this subpopulation. While correct and consistent condom use is one of the effective means ofHIV prevention among sexually active
people, there is insufficient research on condom use among TB patients in South Africa. The aim of this paper was to determine
the prevalence of inconsistent condom use among public primary care TB patients and its associated factors using a sample of
4900 TB patients from a cross-sectional survey in three health districts in South Africa. Results indicated that when asked about
their consistency of condom use in the past 3 months, 63.5% of the participants reported that they did not always use condoms.
In the multivariable analysis, being married (OR = 1.66; 95% CI 1.25-2.20) or cohabitating or separated, divorced, or widowed
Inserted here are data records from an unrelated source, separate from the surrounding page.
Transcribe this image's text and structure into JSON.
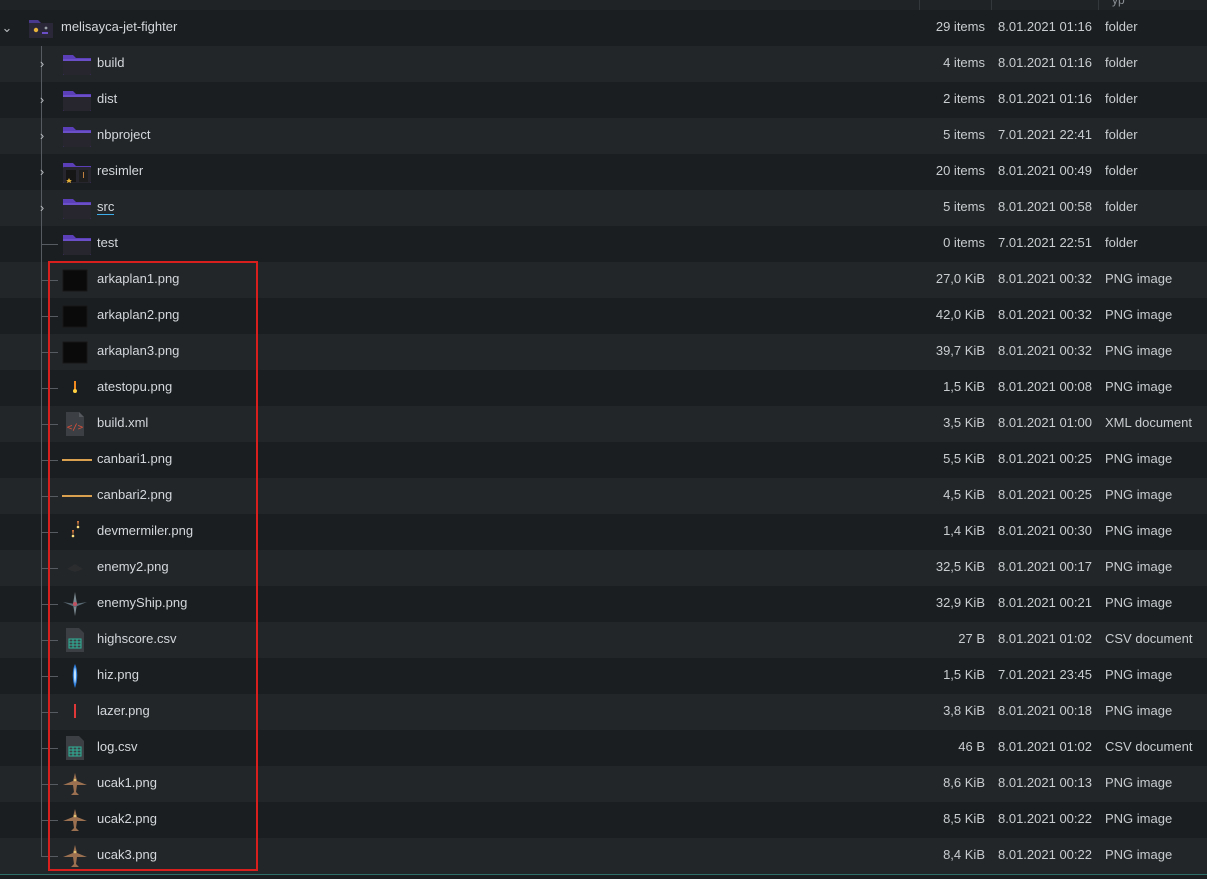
{
  "header": {
    "col_type_fragment": "yp"
  },
  "root": {
    "name": "melisayca-jet-fighter",
    "size": "29 items",
    "date": "8.01.2021 01:16",
    "type": "folder",
    "icon": "folder-special-icon"
  },
  "entries": [
    {
      "name": "build",
      "size": "4 items",
      "date": "8.01.2021 01:16",
      "type": "folder",
      "icon": "folder-icon",
      "expandable": true
    },
    {
      "name": "dist",
      "size": "2 items",
      "date": "8.01.2021 01:16",
      "type": "folder",
      "icon": "folder-icon",
      "expandable": true
    },
    {
      "name": "nbproject",
      "size": "5 items",
      "date": "7.01.2021 22:41",
      "type": "folder",
      "icon": "folder-icon",
      "expandable": true
    },
    {
      "name": "resimler",
      "size": "20 items",
      "date": "8.01.2021 00:49",
      "type": "folder",
      "icon": "folder-images-icon",
      "expandable": true
    },
    {
      "name": "src",
      "size": "5 items",
      "date": "8.01.2021 00:58",
      "type": "folder",
      "icon": "folder-icon",
      "expandable": true
    },
    {
      "name": "test",
      "size": "0 items",
      "date": "7.01.2021 22:51",
      "type": "folder",
      "icon": "folder-icon",
      "expandable": false
    },
    {
      "name": "arkaplan1.png",
      "size": "27,0 KiB",
      "date": "8.01.2021 00:32",
      "type": "PNG image",
      "icon": "dark-background-thumbnail-icon"
    },
    {
      "name": "arkaplan2.png",
      "size": "42,0 KiB",
      "date": "8.01.2021 00:32",
      "type": "PNG image",
      "icon": "dark-background-thumbnail-icon"
    },
    {
      "name": "arkaplan3.png",
      "size": "39,7 KiB",
      "date": "8.01.2021 00:32",
      "type": "PNG image",
      "icon": "dark-background-thumbnail-icon"
    },
    {
      "name": "atestopu.png",
      "size": "1,5 KiB",
      "date": "8.01.2021 00:08",
      "type": "PNG image",
      "icon": "fireball-thumbnail-icon"
    },
    {
      "name": "build.xml",
      "size": "3,5 KiB",
      "date": "8.01.2021 01:00",
      "type": "XML document",
      "icon": "xml-file-icon"
    },
    {
      "name": "canbari1.png",
      "size": "5,5 KiB",
      "date": "8.01.2021 00:25",
      "type": "PNG image",
      "icon": "health-bar-thumbnail-icon"
    },
    {
      "name": "canbari2.png",
      "size": "4,5 KiB",
      "date": "8.01.2021 00:25",
      "type": "PNG image",
      "icon": "health-bar-thumbnail-icon"
    },
    {
      "name": "devmermiler.png",
      "size": "1,4 KiB",
      "date": "8.01.2021 00:30",
      "type": "PNG image",
      "icon": "bullet-thumbnail-icon"
    },
    {
      "name": "enemy2.png",
      "size": "32,5 KiB",
      "date": "8.01.2021 00:17",
      "type": "PNG image",
      "icon": "enemy-thumbnail-icon"
    },
    {
      "name": "enemyShip.png",
      "size": "32,9 KiB",
      "date": "8.01.2021 00:21",
      "type": "PNG image",
      "icon": "enemy-ship-thumbnail-icon"
    },
    {
      "name": "highscore.csv",
      "size": "27 B",
      "date": "8.01.2021 01:02",
      "type": "CSV document",
      "icon": "spreadsheet-file-icon"
    },
    {
      "name": "hiz.png",
      "size": "1,5 KiB",
      "date": "7.01.2021 23:45",
      "type": "PNG image",
      "icon": "speed-boost-thumbnail-icon"
    },
    {
      "name": "lazer.png",
      "size": "3,8 KiB",
      "date": "8.01.2021 00:18",
      "type": "PNG image",
      "icon": "laser-thumbnail-icon"
    },
    {
      "name": "log.csv",
      "size": "46 B",
      "date": "8.01.2021 01:02",
      "type": "CSV document",
      "icon": "spreadsheet-file-icon"
    },
    {
      "name": "ucak1.png",
      "size": "8,6 KiB",
      "date": "8.01.2021 00:13",
      "type": "PNG image",
      "icon": "plane-thumbnail-icon"
    },
    {
      "name": "ucak2.png",
      "size": "8,5 KiB",
      "date": "8.01.2021 00:22",
      "type": "PNG image",
      "icon": "plane-thumbnail-icon"
    },
    {
      "name": "ucak3.png",
      "size": "8,4 KiB",
      "date": "8.01.2021 00:22",
      "type": "PNG image",
      "icon": "plane-thumbnail-icon"
    }
  ],
  "colors": {
    "background": "#1b1e20",
    "row_alt": "#232629",
    "text": "#c9cdd0",
    "folder": "#6b4fc8",
    "highlight_box": "#d91e1e",
    "accent": "#3daee9"
  }
}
(OR = 3.67; 1.85-7.29), lower educational level (OR = 0.66; 0.46-0.94), greater poverty (OR = 1.60; 1.25-2.20), not having HIV
status disclosed (OR = 0.34; 0.25-0.48), sexual partner on antiretroviral treatment (OR = 0.38; 0.23-0.60), and partner alcohol
use before sex (OR = 1.56; 1.30-1.90) were significantly associated with inconsistent condom use in the past 3 months. The low
proportion of consistent condom use among TB patients needs to be improved.